> _DATASET RECORDS_:
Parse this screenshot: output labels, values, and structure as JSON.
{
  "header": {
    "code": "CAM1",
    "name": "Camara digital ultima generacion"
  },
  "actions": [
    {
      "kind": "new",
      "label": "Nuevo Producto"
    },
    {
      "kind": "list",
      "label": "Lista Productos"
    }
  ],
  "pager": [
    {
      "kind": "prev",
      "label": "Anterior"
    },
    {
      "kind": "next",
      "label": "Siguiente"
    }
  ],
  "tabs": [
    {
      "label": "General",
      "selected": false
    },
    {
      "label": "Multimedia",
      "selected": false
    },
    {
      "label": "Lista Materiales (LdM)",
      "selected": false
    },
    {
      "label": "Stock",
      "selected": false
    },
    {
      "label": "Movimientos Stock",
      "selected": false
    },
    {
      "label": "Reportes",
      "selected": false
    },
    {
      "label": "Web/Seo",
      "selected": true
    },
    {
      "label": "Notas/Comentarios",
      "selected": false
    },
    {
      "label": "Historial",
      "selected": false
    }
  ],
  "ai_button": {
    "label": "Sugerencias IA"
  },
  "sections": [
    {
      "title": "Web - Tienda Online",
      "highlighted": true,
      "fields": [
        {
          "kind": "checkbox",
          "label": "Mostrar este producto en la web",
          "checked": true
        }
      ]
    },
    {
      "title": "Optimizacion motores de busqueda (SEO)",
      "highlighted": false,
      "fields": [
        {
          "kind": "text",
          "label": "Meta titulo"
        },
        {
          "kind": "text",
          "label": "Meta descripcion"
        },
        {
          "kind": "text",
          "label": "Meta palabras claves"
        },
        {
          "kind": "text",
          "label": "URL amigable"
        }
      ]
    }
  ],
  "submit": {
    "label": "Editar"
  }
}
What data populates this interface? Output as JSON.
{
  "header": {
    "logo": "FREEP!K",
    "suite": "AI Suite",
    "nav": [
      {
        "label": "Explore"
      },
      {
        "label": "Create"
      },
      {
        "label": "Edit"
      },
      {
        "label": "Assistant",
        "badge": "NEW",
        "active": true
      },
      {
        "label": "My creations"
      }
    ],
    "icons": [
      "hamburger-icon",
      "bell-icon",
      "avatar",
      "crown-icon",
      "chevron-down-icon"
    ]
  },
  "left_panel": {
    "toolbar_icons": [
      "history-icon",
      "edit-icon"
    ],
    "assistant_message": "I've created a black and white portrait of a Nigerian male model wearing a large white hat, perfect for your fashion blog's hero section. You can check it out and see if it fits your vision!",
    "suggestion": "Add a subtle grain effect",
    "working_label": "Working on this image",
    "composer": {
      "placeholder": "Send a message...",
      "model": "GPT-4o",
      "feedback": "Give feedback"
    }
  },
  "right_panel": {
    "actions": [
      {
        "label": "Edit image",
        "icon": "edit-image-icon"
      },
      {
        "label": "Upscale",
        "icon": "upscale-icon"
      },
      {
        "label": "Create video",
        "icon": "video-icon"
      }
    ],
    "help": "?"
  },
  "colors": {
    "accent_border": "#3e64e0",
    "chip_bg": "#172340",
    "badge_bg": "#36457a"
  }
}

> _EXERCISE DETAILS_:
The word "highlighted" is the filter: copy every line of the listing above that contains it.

> _TASK ANSWER_:
      "highlighted": true,
      "highlighted": false,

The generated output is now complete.